Ok turn off the computer. Yes you heard me! Turn it off! WAIT NOT NOW!!! [fewww]
Read the rest of this first...
Before writing any HTML or making any graphics sit down with a pad of paper and write
down what you plan to have on your page. Come up with a title.
Think about the different sections and how you can organize them.
You may also want to sketch out how you would like your page
to look. Try several sketches then pick from them which you like the
best. Keep in mind that you have to make this into HTML and Graphics,
and people have to download it. So don't be
too fancy, keep it as simple as possible. Once you have that
done then you can go back to the computer.
3 - Create Some Basic Graphics
For more help with graphics see our list of
graphics help pages.
Make and edit some graphics, like your background and banners, so you know what sizes they are, etc.
and they will be ready to view when you preview and test your HTML as you create it.
4 - Start the HTML
Simple, right? Yeah sure. ^_^
If you need help, remember our list of HTML help sites.
Anyway, start converting your plans into reality by creating out the HTML code.
Eventually create and add other graphics, and so on as you create your page.
Preview your work with your favorite browser often so you can fix mistakes or problems in your HTML as you work.
At this point, you may also want to check out some design "do's and dont's".
Then you will know what to avoid on your page.
Check out: Design Tips
5 - Work Out Any Extra Bugs
Take a good look and fix anything you didn't like or you think didn't work as you planned.
Note: Do not pull your hair out while trying to fix those pesky bugs.
6 - Final Testing
Need free webspace? Check out our list of Web Host review pages, and Homework Help: Lesson 1
If you haven't already uploaded your page to the internet, go ahead and upload it.
Now go to your web address and check it out. Make sure you go to the web address, and test
how it looks on the internet, not how it looks on your hard drive! You may
find a whole bunch of new problems on the uploaded site.
Now ask yourself: Does it load without errors? No broken pics? Does it load in 30 seconds or less
on a average dial-up connection?
Does it look okay in both Internet Explorer and Netscape? How does it look in other
Fix any problems you may find.
One last tip, just when you think you have everything ready to go, ask a friend to go through
your site. The best tester, is always someone else. Even if they do not
find an error, they may still have valuable suggestions for improving your site.
7 - The Grand Opening and Promotion
Once you have a good chunk of your page completed and uploaded then you can start
promoting it and opening it for public viewing. Don't let anyone know about your
page till you have at least something good to show them. A single index page all by itself
without any links to other parts of your site causes visitors to usually

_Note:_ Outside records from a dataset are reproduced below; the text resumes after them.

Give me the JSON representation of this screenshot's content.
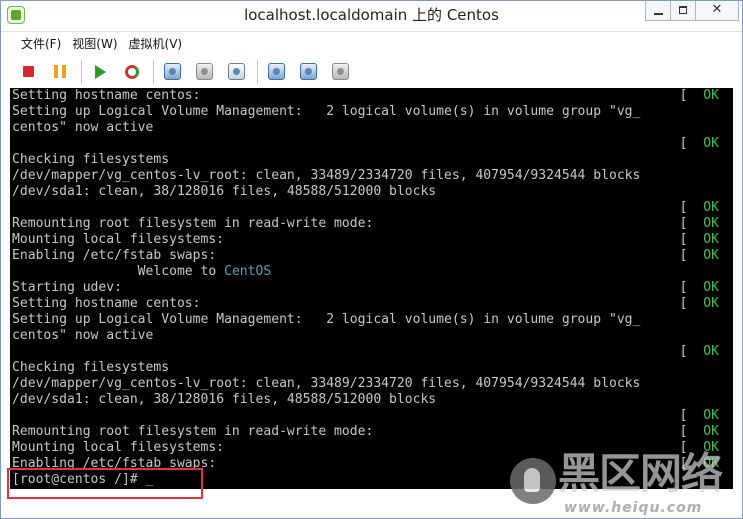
{
  "window": {
    "title": "localhost.localdomain 上的 Centos",
    "close_glyph": "✕"
  },
  "menu": [
    "文件(F)",
    "视图(W)",
    "虚拟机(V)"
  ],
  "toolbar": {
    "icons": [
      "stop-icon",
      "pause-icon",
      "play-icon",
      "reset-icon",
      "snapshot-icon",
      "revert-snapshot-icon",
      "manage-snapshots-icon",
      "disconnect-drive-icon",
      "connect-network-icon",
      "settings-icon"
    ]
  },
  "console": {
    "ok_text": "OK",
    "lines": [
      {
        "t": "Setting hostname centos:",
        "ok": true
      },
      {
        "t": "Setting up Logical Volume Management:   2 logical volume(s) in volume group \"vg_"
      },
      {
        "t": "centos\" now active"
      },
      {
        "t": "",
        "ok": true
      },
      {
        "t": "Checking filesystems"
      },
      {
        "t": "/dev/mapper/vg_centos-lv_root: clean, 33489/2334720 files, 407954/9324544 blocks"
      },
      {
        "t": "/dev/sda1: clean, 38/128016 files, 48588/512000 blocks"
      },
      {
        "t": "",
        "ok": true
      },
      {
        "t": "Remounting root filesystem in read-write mode:",
        "ok": true
      },
      {
        "t": "Mounting local filesystems:",
        "ok": true
      },
      {
        "t": "Enabling /etc/fstab swaps:",
        "ok": true
      },
      {
        "t": "                Welcome to ",
        "hl": "CentOS"
      },
      {
        "t": "Starting udev:",
        "ok": true
      },
      {
        "t": "Setting hostname centos:",
        "ok": true
      },
      {
        "t": "Setting up Logical Volume Management:   2 logical volume(s) in volume group \"vg_"
      },
      {
        "t": "centos\" now active"
      },
      {
        "t": "",
        "ok": true
      },
      {
        "t": "Checking filesystems"
      },
      {
        "t": "/dev/mapper/vg_centos-lv_root: clean, 33489/2334720 files, 407954/9324544 blocks"
      },
      {
        "t": "/dev/sda1: clean, 38/128016 files, 48588/512000 blocks"
      },
      {
        "t": "",
        "ok": true
      },
      {
        "t": "Remounting root filesystem in read-write mode:",
        "ok": true
      },
      {
        "t": "Mounting local filesystems:",
        "ok": true
      },
      {
        "t": "Enabling /etc/fstab swaps:",
        "ok": true
      },
      {
        "t": "[root@centos /]# _"
      }
    ]
  },
  "watermark": {
    "main": "黑区网络",
    "sub": "www.heiqu.com"
  }
}
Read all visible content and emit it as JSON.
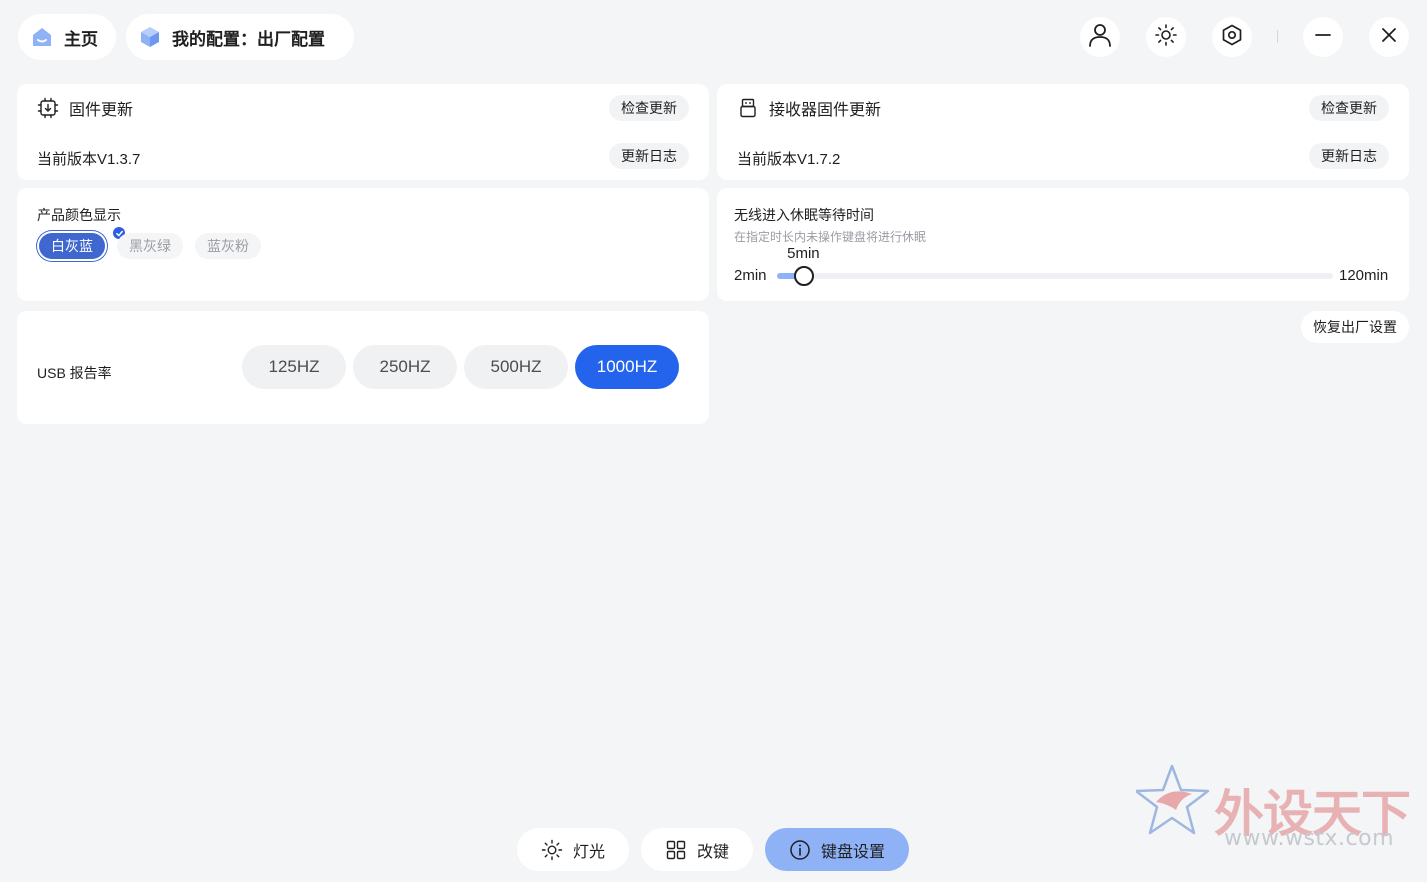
{
  "topbar": {
    "home_label": "主页",
    "config_label": "我的配置：出厂配置",
    "icons": [
      "user-icon",
      "brightness-icon",
      "settings-hex-icon",
      "minimize-icon",
      "close-icon"
    ]
  },
  "firmware": {
    "title": "固件更新",
    "check_label": "检查更新",
    "version": "当前版本V1.3.7",
    "log_label": "更新日志"
  },
  "receiver_firmware": {
    "title": "接收器固件更新",
    "check_label": "检查更新",
    "version": "当前版本V1.7.2",
    "log_label": "更新日志"
  },
  "product_color": {
    "title": "产品颜色显示",
    "options": [
      "白灰蓝",
      "黑灰绿",
      "蓝灰粉"
    ],
    "selected": "白灰蓝"
  },
  "sleep": {
    "title": "无线进入休眠等待时间",
    "subtitle": "在指定时长内未操作键盘将进行休眠",
    "value_label": "5min",
    "min_label": "2min",
    "max_label": "120min",
    "min": 2,
    "max": 120,
    "value": 5
  },
  "usb_rate": {
    "label": "USB 报告率",
    "options": [
      "125HZ",
      "250HZ",
      "500HZ",
      "1000HZ"
    ],
    "selected": "1000HZ"
  },
  "reset_label": "恢复出厂设置",
  "bottom_tabs": [
    {
      "label": "灯光",
      "icon": "light-icon"
    },
    {
      "label": "改键",
      "icon": "keymap-grid-icon"
    },
    {
      "label": "键盘设置",
      "icon": "info-icon"
    }
  ],
  "active_tab": "键盘设置",
  "watermark": {
    "title": "外设天下",
    "url": "www.wstx.com"
  },
  "colors": {
    "accent": "#2463eb",
    "accent_light": "#8fb2f7",
    "background": "#f4f5f7"
  }
}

become frustrated and then they never will return. Remember a goal is to make something
people will at least want to see more than once!
For tips on how to promote your site see Promoting Your Website and Homework Help: Lesson 3 and Lesson 4.